#### Source records

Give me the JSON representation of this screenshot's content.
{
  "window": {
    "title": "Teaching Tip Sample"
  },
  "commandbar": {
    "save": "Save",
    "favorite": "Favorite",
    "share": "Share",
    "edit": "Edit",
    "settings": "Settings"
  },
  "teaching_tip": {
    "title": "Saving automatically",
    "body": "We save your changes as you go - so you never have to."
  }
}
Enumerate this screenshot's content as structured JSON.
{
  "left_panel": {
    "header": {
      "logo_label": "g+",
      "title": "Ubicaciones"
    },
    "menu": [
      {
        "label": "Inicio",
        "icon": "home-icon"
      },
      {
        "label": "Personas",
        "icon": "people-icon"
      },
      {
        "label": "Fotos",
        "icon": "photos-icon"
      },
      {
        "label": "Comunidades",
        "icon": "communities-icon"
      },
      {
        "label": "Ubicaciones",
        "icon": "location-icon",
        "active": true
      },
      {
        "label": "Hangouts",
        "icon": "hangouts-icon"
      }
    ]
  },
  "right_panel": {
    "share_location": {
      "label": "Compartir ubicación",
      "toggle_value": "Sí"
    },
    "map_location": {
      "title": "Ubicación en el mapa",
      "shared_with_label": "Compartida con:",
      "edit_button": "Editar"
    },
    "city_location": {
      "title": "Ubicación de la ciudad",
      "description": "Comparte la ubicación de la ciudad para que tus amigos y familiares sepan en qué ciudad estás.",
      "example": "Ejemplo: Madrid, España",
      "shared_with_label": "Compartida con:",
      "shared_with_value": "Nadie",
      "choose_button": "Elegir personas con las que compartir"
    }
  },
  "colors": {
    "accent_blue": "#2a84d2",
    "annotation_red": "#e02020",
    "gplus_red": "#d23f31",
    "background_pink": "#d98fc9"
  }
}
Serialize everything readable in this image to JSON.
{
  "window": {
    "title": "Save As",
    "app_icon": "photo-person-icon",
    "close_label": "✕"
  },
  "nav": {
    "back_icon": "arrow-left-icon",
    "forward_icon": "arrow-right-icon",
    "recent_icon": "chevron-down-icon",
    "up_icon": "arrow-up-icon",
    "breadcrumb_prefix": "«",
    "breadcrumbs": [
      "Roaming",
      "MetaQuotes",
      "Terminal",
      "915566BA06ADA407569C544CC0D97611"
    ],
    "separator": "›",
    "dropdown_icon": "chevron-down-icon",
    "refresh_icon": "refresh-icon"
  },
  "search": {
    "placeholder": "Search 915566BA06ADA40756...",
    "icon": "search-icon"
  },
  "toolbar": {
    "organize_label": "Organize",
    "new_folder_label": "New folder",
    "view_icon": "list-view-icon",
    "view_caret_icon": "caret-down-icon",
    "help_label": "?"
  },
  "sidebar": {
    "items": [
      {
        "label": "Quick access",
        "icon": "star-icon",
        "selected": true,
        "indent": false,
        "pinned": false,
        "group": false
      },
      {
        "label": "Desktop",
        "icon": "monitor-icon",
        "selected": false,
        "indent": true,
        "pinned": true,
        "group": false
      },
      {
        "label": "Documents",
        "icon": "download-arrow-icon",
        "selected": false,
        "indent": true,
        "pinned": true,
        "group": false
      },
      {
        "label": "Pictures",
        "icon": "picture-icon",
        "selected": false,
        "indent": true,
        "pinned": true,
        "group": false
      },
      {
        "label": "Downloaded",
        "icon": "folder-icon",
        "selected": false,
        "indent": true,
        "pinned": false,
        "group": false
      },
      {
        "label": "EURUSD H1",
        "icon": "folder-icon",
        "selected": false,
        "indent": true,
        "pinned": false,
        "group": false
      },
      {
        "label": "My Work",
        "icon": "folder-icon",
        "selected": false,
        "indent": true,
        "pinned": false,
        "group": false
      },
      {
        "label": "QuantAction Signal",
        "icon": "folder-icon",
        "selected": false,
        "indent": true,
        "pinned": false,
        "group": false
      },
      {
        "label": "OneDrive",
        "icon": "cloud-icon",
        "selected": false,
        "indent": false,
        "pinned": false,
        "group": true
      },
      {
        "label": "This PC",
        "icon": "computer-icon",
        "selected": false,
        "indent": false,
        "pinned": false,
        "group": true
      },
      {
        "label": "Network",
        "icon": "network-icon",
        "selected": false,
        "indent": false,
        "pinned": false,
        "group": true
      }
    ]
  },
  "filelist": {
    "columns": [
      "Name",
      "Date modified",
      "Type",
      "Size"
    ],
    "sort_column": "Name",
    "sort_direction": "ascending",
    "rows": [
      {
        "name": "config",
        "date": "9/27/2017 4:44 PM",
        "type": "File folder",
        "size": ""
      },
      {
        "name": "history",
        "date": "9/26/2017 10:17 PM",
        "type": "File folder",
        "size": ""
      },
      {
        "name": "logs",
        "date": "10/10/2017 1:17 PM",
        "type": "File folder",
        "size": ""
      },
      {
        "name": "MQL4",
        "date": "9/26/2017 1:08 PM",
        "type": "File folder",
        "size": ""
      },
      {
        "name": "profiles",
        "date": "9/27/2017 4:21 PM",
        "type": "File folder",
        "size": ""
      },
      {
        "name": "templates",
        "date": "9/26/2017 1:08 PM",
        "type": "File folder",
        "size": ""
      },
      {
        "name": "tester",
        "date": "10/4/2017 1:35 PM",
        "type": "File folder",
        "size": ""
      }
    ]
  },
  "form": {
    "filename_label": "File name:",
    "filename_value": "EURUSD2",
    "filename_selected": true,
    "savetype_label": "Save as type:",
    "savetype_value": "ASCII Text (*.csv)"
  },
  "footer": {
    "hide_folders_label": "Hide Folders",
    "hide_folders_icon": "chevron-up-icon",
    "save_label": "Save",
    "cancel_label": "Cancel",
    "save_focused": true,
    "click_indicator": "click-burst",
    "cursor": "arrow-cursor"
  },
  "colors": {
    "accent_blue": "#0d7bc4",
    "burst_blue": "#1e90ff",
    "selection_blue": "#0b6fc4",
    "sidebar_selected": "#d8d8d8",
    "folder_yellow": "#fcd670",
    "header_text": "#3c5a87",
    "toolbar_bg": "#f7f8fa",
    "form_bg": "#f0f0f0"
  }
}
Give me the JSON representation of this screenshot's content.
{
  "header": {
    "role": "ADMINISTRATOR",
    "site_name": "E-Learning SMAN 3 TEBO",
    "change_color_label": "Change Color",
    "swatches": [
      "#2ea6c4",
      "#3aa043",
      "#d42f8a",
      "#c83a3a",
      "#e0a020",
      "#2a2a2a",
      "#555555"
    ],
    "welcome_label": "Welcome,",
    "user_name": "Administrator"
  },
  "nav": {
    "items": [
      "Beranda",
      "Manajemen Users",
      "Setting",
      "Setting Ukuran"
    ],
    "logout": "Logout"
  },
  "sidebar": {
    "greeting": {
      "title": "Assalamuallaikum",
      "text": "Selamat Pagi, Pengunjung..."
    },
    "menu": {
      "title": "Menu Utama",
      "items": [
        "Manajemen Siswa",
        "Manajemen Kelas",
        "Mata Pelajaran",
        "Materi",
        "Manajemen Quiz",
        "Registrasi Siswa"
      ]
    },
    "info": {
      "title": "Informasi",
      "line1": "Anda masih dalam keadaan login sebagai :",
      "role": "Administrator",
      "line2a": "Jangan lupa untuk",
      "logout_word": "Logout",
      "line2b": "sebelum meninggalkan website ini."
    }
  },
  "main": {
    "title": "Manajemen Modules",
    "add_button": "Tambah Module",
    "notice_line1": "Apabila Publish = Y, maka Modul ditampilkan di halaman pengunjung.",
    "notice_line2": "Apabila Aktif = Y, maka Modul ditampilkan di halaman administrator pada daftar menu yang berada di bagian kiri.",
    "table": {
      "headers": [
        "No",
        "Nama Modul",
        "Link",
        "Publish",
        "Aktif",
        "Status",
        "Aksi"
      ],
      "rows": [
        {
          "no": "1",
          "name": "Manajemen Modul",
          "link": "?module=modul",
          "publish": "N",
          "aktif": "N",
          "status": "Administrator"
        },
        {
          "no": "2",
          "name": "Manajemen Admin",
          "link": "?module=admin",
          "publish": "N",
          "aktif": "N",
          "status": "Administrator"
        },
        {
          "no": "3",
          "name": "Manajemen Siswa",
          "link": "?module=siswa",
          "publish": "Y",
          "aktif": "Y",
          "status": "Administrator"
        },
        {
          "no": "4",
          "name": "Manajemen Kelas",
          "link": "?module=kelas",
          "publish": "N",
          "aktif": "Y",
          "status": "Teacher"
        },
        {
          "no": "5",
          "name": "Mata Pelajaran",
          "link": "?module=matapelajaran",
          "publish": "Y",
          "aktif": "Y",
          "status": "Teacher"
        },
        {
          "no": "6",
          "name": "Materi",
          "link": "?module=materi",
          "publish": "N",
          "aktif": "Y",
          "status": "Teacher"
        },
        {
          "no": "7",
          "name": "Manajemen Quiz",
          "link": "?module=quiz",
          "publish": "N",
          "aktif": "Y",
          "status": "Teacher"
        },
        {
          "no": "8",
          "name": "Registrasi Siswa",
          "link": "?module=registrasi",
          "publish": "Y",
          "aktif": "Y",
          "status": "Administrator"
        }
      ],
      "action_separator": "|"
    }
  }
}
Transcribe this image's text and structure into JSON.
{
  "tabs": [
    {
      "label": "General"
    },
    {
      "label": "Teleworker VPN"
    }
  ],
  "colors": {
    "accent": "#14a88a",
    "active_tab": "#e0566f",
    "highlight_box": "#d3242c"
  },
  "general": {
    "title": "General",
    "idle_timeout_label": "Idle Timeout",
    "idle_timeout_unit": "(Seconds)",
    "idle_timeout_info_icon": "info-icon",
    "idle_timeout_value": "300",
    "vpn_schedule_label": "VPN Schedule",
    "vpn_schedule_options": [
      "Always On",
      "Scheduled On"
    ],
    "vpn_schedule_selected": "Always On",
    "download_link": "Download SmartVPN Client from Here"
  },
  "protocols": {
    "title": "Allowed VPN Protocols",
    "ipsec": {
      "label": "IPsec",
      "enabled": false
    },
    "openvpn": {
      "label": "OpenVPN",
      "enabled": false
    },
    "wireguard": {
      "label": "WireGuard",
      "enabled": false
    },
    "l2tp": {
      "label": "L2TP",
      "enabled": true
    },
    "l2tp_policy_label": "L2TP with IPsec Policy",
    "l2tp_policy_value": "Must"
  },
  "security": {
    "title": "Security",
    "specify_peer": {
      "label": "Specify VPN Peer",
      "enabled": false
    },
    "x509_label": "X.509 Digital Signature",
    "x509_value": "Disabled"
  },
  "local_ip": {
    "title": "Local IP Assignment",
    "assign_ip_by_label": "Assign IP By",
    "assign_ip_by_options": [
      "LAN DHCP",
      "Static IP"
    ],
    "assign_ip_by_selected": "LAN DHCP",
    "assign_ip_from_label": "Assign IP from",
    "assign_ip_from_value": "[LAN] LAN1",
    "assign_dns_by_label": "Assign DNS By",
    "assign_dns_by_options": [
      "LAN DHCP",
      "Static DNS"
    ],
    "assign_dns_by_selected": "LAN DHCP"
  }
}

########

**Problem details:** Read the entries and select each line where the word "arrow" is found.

**Output:**
    "back_icon": "arrow-left-icon",
    "forward_icon": "arrow-right-icon",
    "up_icon": "arrow-up-icon",
        "icon": "download-arrow-icon",
    "cursor": "arrow-cursor"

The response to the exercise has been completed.